Authored by Douglas Mefford in Africa
Published on 05-25-2009
For a continent so rich in natural resources and the population to work them, Africa seems to be perpetually mired in the most debilitating levels of poverty in the world. The reasons for this are many and often interrelated but a few major problems stand out to prevent this ancient land from rising to the levels of modern life it should have.
War breeds poverty as no other product of man can do. One in every five Africans live in a country rife with armed conflict. From local warlords seeking to expand their control to national armies clashing with their neighbors or their own citizenry truly the people can barely grow food enough to feed themselves. War destroys the infrastructure and prevents a buildup of any beneficial works that may raise their people out of their condition.

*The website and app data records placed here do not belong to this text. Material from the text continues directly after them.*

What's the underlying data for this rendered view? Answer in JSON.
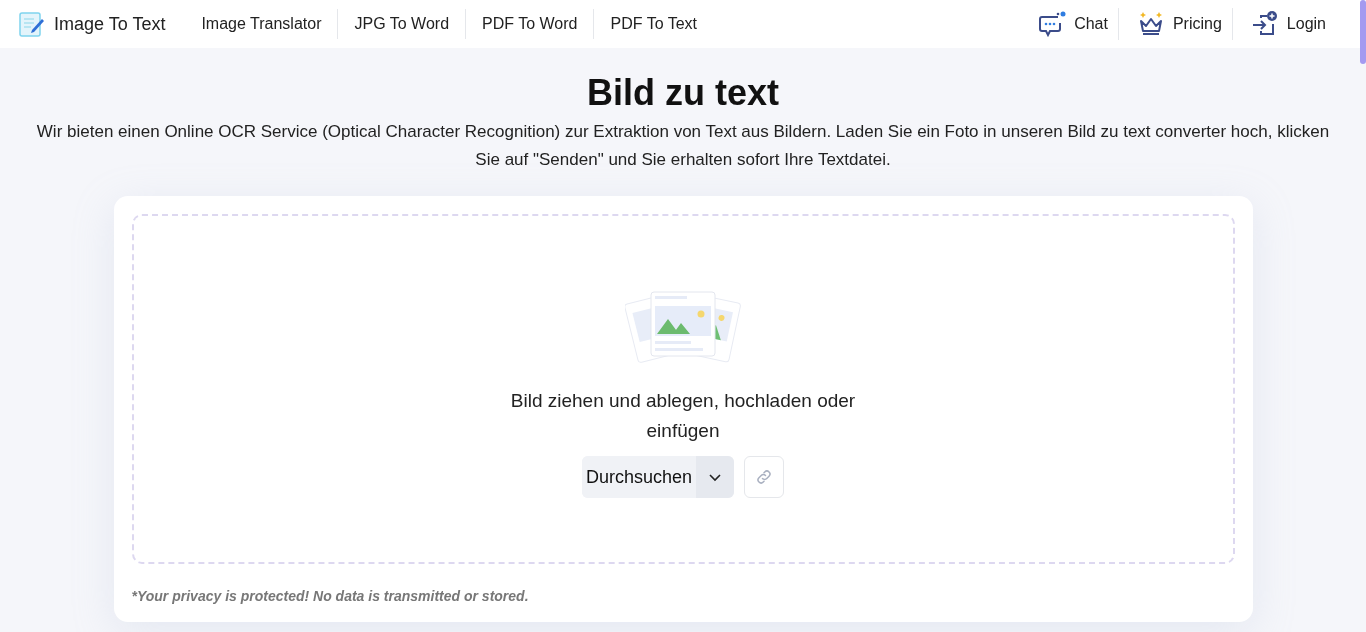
{
  "header": {
    "logo": "Image To Text",
    "nav": [
      "Image Translator",
      "JPG To Word",
      "PDF To Word",
      "PDF To Text"
    ],
    "actions": [
      {
        "kind": "chat",
        "label": "Chat"
      },
      {
        "kind": "pricing",
        "label": "Pricing"
      },
      {
        "kind": "login",
        "label": "Login"
      }
    ]
  },
  "title": "Bild zu text",
  "description": "Wir bieten einen Online OCR Service (Optical Character Recognition) zur Extraktion von Text aus Bildern. Laden Sie ein Foto in unseren Bild zu text converter hoch, klicken Sie auf \"Senden\" und Sie erhalten sofort Ihre Textdatei.",
  "upload": {
    "prompt": "Bild ziehen und ablegen, hochladen oder einfügen",
    "browse_button": "Durchsuchen"
  },
  "privacy_note": "*Your privacy is protected! No data is transmitted or stored."
}
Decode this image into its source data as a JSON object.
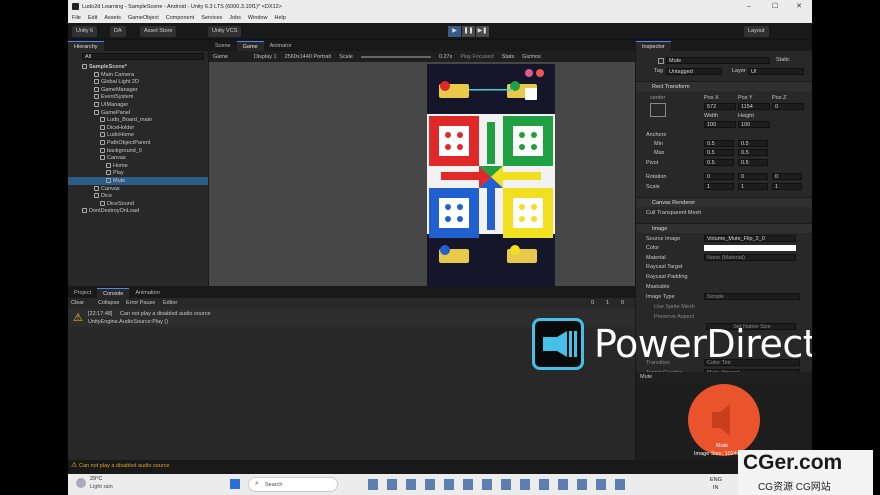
{
  "window": {
    "title": "Ludo2d Learning - SampleScene - Android - Unity 6.3 LTS (6000.3.10f1)* <DX12>"
  },
  "menu": [
    "File",
    "Edit",
    "Assets",
    "GameObject",
    "Component",
    "Services",
    "Jobs",
    "Window",
    "Help"
  ],
  "toolbar": {
    "unity": "Unity 6",
    "account": "DA",
    "asset_store": "Asset Store",
    "vcs": "Unity VCS",
    "layout": "Layout"
  },
  "hierarchy": {
    "tab": "Hierarchy",
    "search_placeholder": "All",
    "rows": [
      {
        "label": "SampleScene*",
        "indent": 0,
        "bold": true
      },
      {
        "label": "Main Camera",
        "indent": 2
      },
      {
        "label": "Global Light 2D",
        "indent": 2
      },
      {
        "label": "GameManager",
        "indent": 2
      },
      {
        "label": "EventSystem",
        "indent": 2
      },
      {
        "label": "UIManager",
        "indent": 2
      },
      {
        "label": "GamePanel",
        "indent": 2
      },
      {
        "label": "Ludo_Board_main",
        "indent": 3
      },
      {
        "label": "DiceHolder",
        "indent": 3
      },
      {
        "label": "LudoHome",
        "indent": 3
      },
      {
        "label": "PathObjectParent",
        "indent": 3
      },
      {
        "label": "background_0",
        "indent": 3
      },
      {
        "label": "Canvas",
        "indent": 3
      },
      {
        "label": "Home",
        "indent": 4
      },
      {
        "label": "Play",
        "indent": 4
      },
      {
        "label": "Mute",
        "indent": 4,
        "selected": true
      },
      {
        "label": "Canvas",
        "indent": 2
      },
      {
        "label": "Dice",
        "indent": 2
      },
      {
        "label": "DiceSound",
        "indent": 3
      },
      {
        "label": "DontDestroyOnLoad",
        "indent": 0
      }
    ]
  },
  "scene_tabs": [
    "Scene",
    "Game",
    "Animator"
  ],
  "game_bar": {
    "mode": "Game",
    "display": "Display 1",
    "resolution": "2560x1440 Portrait",
    "scale_label": "Scale",
    "scale_value": "0.27x",
    "play_focused": "Play Focused",
    "stats": "Stats",
    "gizmos": "Gizmos"
  },
  "bottom_tabs": [
    "Project",
    "Console",
    "Animation"
  ],
  "console": {
    "buttons": [
      "Clear",
      "Collapse",
      "Error Pause",
      "Editor"
    ],
    "counts": [
      "0",
      "1",
      "0"
    ],
    "entries": [
      {
        "time": "[22:17:48]",
        "msg": "Can not play a disabled audio source",
        "detail": "UnityEngine.AudioSource:Play ()"
      }
    ],
    "status": "Can not play a disabled audio source"
  },
  "inspector": {
    "tab": "Inspector",
    "object_name": "Mute",
    "static": "Static",
    "tag_label": "Tag",
    "tag": "Untagged",
    "layer_label": "Layer",
    "layer": "UI",
    "rect": {
      "title": "Rect Transform",
      "anchor_mode": "center",
      "posx_label": "Pos X",
      "posy_label": "Pos Y",
      "posz_label": "Pos Z",
      "posx": "572",
      "posy": "1154",
      "posz": "0",
      "width_label": "Width",
      "height_label": "Height",
      "width": "100",
      "height": "100",
      "anchors": "Anchors",
      "min": "Min",
      "max": "Max",
      "pivot": "Pivot",
      "rotation": "Rotation",
      "scale": "Scale",
      "min_x": "0.5",
      "min_y": "0.5",
      "max_x": "0.5",
      "max_y": "0.5",
      "pivot_x": "0.5",
      "pivot_y": "0.5",
      "rot_x": "0",
      "rot_y": "0",
      "rot_z": "0",
      "scale_x": "1",
      "scale_y": "1",
      "scale_z": "1"
    },
    "canvas_renderer": {
      "title": "Canvas Renderer",
      "cull": "Cull Transparent Mesh"
    },
    "image": {
      "title": "Image",
      "source_label": "Source Image",
      "source": "Volume_Mute_Flip_2_0",
      "color_label": "Color",
      "material_label": "Material",
      "material": "None (Material)",
      "raycast_target": "Raycast Target",
      "raycast_padding": "Raycast Padding",
      "maskable": "Maskable",
      "image_type_label": "Image Type",
      "image_type": "Simple",
      "use_sprite_mesh": "Use Sprite Mesh",
      "preserve_aspect": "Preserve Aspect",
      "set_native": "Set Native Size"
    },
    "hidden_rows": [
      "Transition",
      "Target Graphic"
    ],
    "transition_value": "Color Tint",
    "target_value": "Mute (Image)",
    "preview_label": "Mute",
    "preview_caption": "Mute",
    "preview_size": "Image Size: 1024x1024"
  },
  "overlay": {
    "brand": "PowerDirector"
  },
  "watermark": {
    "main": "CGer.com",
    "sub": "CG资源  CG网站"
  },
  "taskbar": {
    "temp": "29°C",
    "weather": "Light rain",
    "search": "Search",
    "lang1": "ENG",
    "lang2": "IN"
  },
  "colors": {
    "red": "#e02828",
    "green": "#20a040",
    "yellow": "#f0e020",
    "blue": "#2060d0",
    "accent": "#4a8af0"
  }
}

The basic farming policies of most of the nations of Africa are set up, not to promote and subsidize increases in agriculture and higher yields, but to milk all the profits possible from outmoded methods and subsistence farmers. With increasing export and commodity taxes levied against what crops are raised, the level of production drops and the overtaxed farmers fail to keep up with basic food growth for themselves. With perpetually empty treasuries, many African nations have to sell what little they do produce just to keep up with the loans they have made from international banks. This leads to less availability to the credit needed to invest in improvements to their country’s basic services.
The great incidence of disease coupled with little or no health care also takes a toll on the population and their ability to increase their efforts to rise out of an endemic poverty. According to the United Nations, easily two million people die annually just from AIDS with another 24 million becoming infected with the HIV virus. Poor sanitation methods add another two million deaths a year, mostly with their young, from malaria. With the new generation being at such high risk and a lack of hope for a long and productive life there is less incentive for striving beyond the day to day existence.
The lack of education hampers the rise out of poverty for the continent’s people. Knowledge can find solutions to many of the problems facing Africa’s people, but the never-ending wars, disease, social problems and lack of infrastructure prevent them from being able to gain the insights needed. What schools that do exist usually require fees that are above the average family’s ability to pay. Barely half the school-aged children ever get to attend even the most rudimentary learning facilities. This makes an estimated 40 to 45 million children who will never be able to find any but the most basic subsistence employment.
The world tries to help all it can but there is only so much outside aid can accomplish. It is ultimately the responsibility of Africa’s people to end the wars and petty struggles that keep industry as impoverished as its people.